• **About this task**
Write out every entry exactly as it appears, omitting the pictures.

>>>

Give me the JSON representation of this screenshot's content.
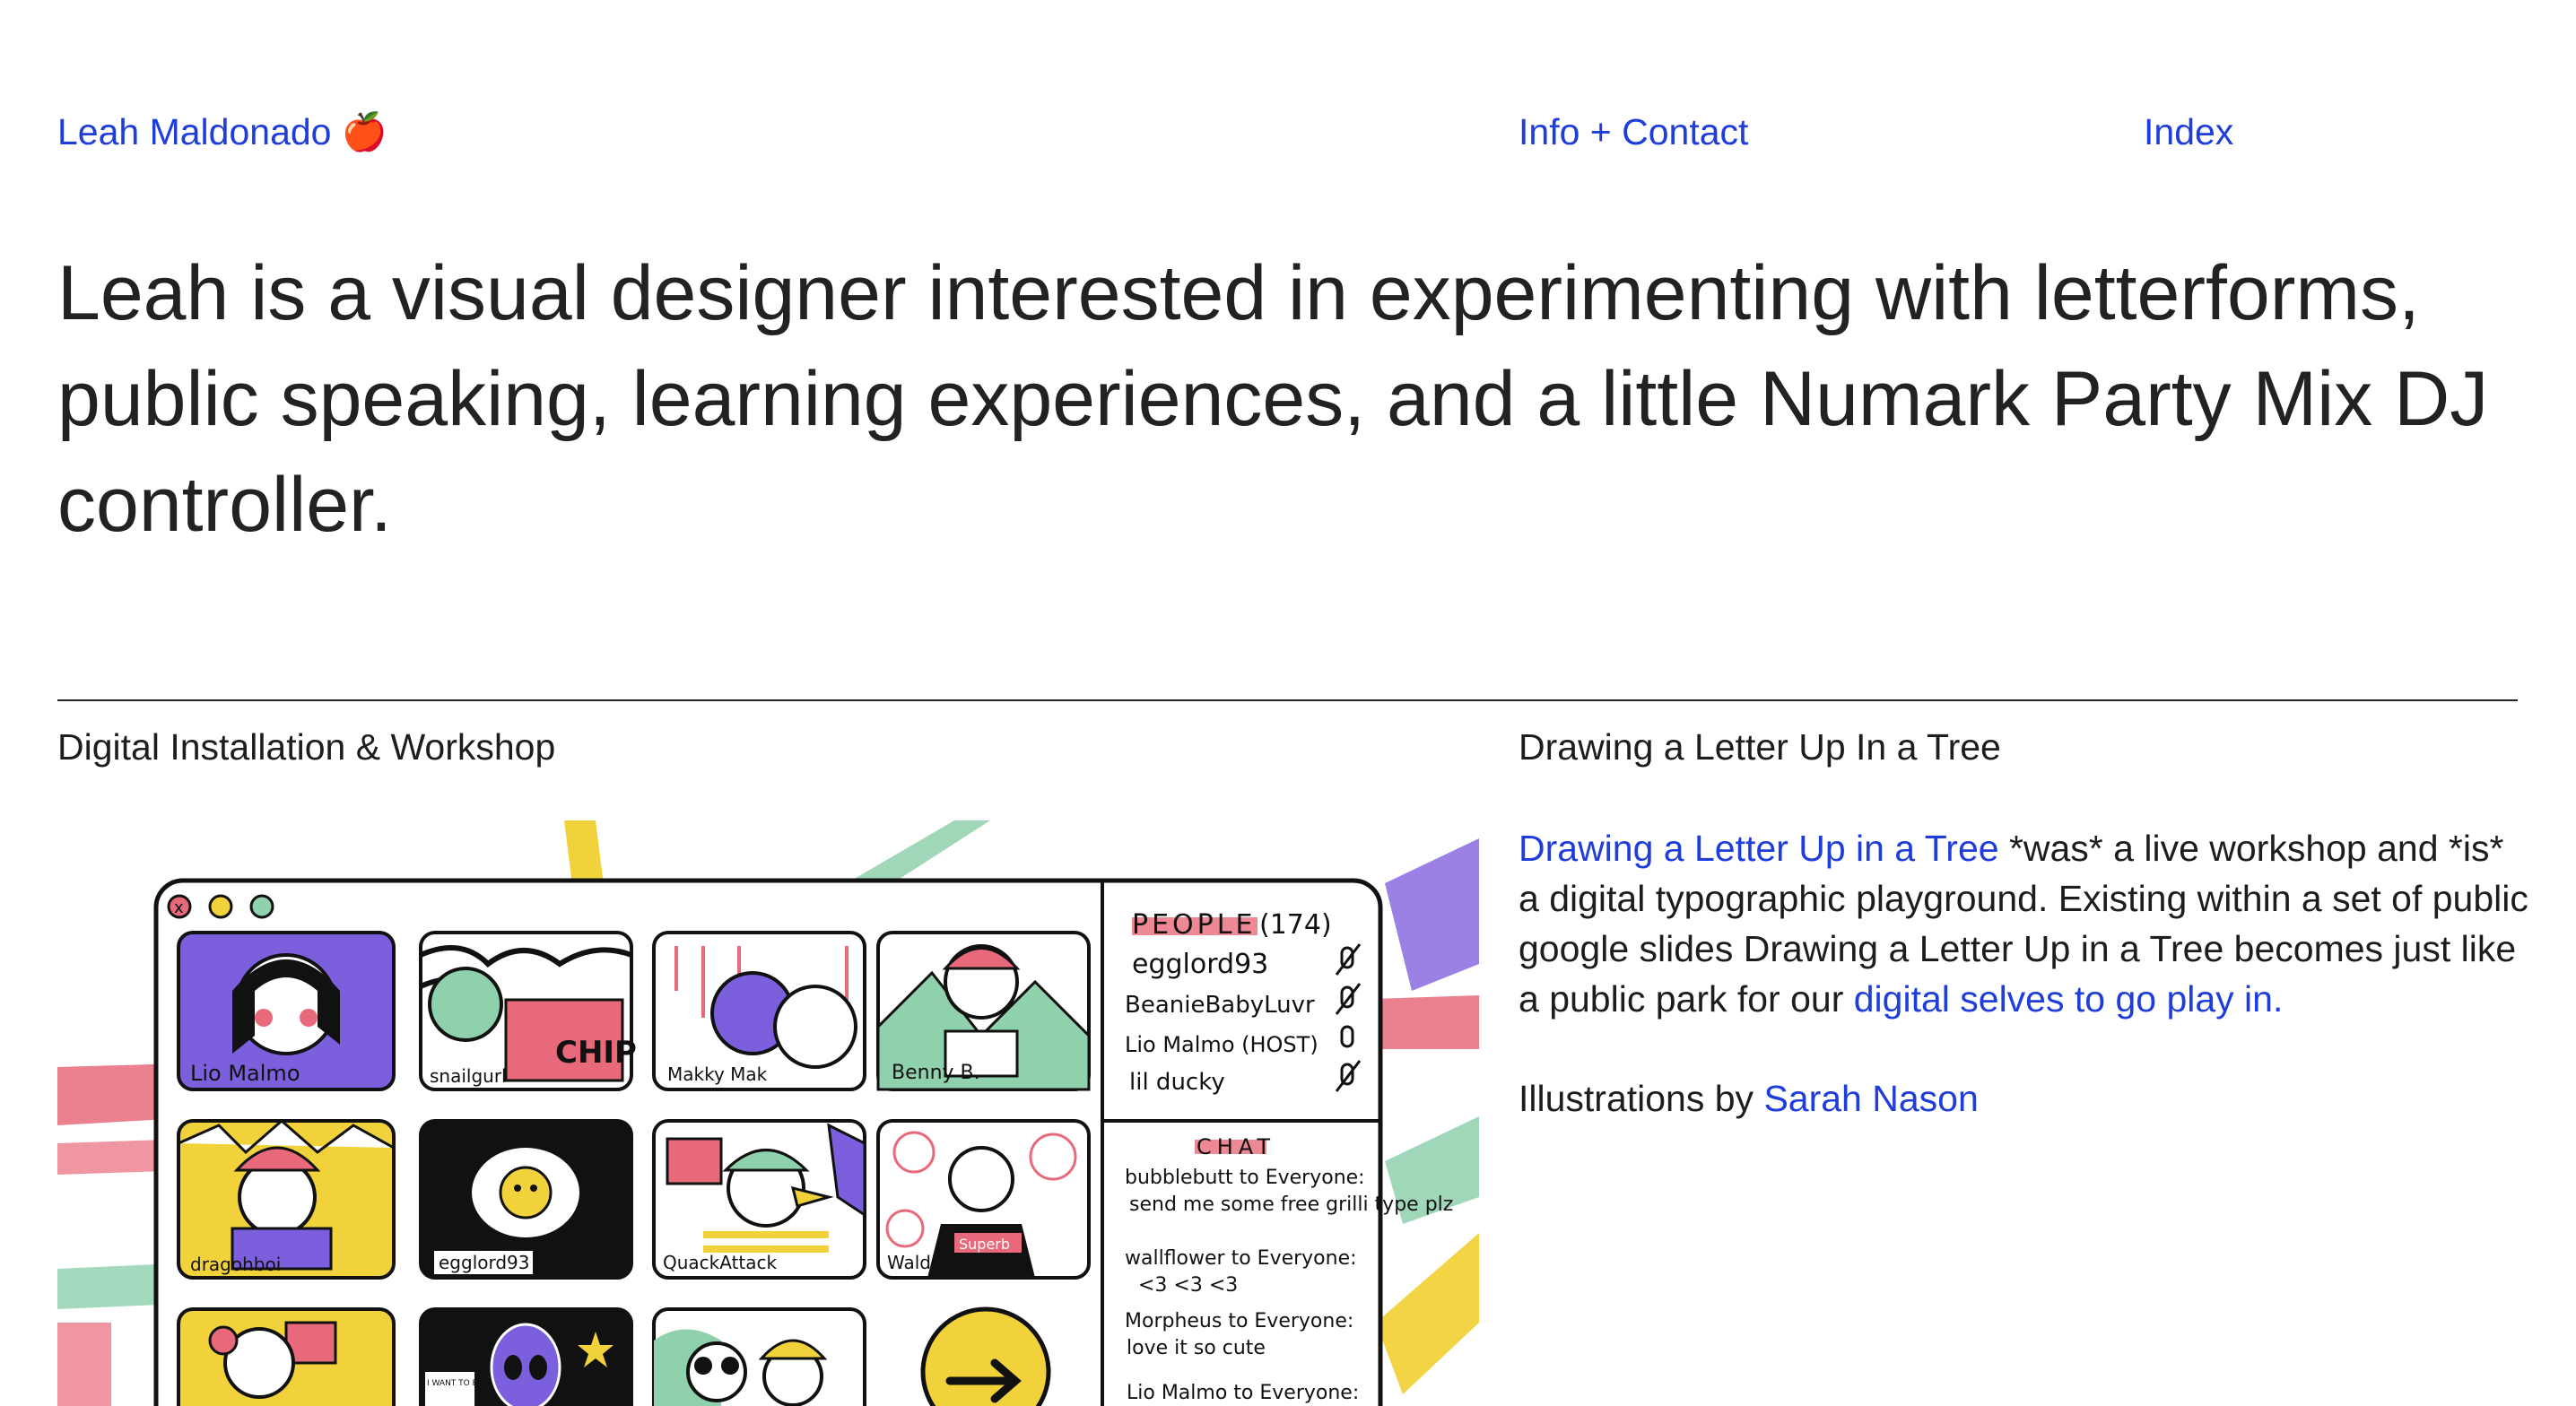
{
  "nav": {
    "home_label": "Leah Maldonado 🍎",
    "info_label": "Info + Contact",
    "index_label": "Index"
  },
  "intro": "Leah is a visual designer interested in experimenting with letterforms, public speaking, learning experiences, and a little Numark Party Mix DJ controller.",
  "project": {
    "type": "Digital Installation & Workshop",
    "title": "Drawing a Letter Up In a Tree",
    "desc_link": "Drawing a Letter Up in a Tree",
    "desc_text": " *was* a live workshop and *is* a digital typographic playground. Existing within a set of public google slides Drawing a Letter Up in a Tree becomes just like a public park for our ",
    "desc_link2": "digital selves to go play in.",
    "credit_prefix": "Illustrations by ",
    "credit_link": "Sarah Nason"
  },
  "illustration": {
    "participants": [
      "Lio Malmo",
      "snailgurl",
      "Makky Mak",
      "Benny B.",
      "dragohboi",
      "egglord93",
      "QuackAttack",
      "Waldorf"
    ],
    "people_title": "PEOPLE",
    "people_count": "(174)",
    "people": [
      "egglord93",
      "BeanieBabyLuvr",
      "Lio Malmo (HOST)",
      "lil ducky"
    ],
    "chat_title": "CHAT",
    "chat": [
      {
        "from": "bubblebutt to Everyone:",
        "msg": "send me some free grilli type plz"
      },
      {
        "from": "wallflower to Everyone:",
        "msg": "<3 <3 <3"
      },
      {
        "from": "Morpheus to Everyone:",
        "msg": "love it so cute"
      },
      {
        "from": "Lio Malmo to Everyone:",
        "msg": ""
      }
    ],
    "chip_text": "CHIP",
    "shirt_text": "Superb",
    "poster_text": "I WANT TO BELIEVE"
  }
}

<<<

• **Answer to this problem**
Give me the JSON representation of this screenshot's content.
{
  "nav": {
    "home_label": "Leah Maldonado 🍎",
    "info_label": "Info + Contact",
    "index_label": "Index"
  },
  "intro": "Leah is a visual designer interested in experimenting with letterforms, public speaking, learning experiences, and a little Numark Party Mix DJ controller.",
  "project": {
    "type": "Digital Installation & Workshop",
    "title": "Drawing a Letter Up In a Tree",
    "desc_link": "Drawing a Letter Up in a Tree",
    "desc_text": " *was* a live workshop and *is* a digital typographic playground. Existing within a set of public google slides Drawing a Letter Up in a Tree becomes just like a public park for our ",
    "desc_link2": "digital selves to go play in.",
    "credit_prefix": "Illustrations by ",
    "credit_link": "Sarah Nason"
  },
  "illustration": {
    "participants": [
      "Lio Malmo",
      "snailgurl",
      "Makky Mak",
      "Benny B.",
      "dragohboi",
      "egglord93",
      "QuackAttack",
      "Waldorf"
    ],
    "people_title": "PEOPLE",
    "people_count": "(174)",
    "people": [
      "egglord93",
      "BeanieBabyLuvr",
      "Lio Malmo (HOST)",
      "lil ducky"
    ],
    "chat_title": "CHAT",
    "chat": [
      {
        "from": "bubblebutt to Everyone:",
        "msg": "send me some free grilli type plz"
      },
      {
        "from": "wallflower to Everyone:",
        "msg": "<3 <3 <3"
      },
      {
        "from": "Morpheus to Everyone:",
        "msg": "love it so cute"
      },
      {
        "from": "Lio Malmo to Everyone:",
        "msg": ""
      }
    ],
    "chip_text": "CHIP",
    "shirt_text": "Superb",
    "poster_text": "I WANT TO BELIEVE"
  }
}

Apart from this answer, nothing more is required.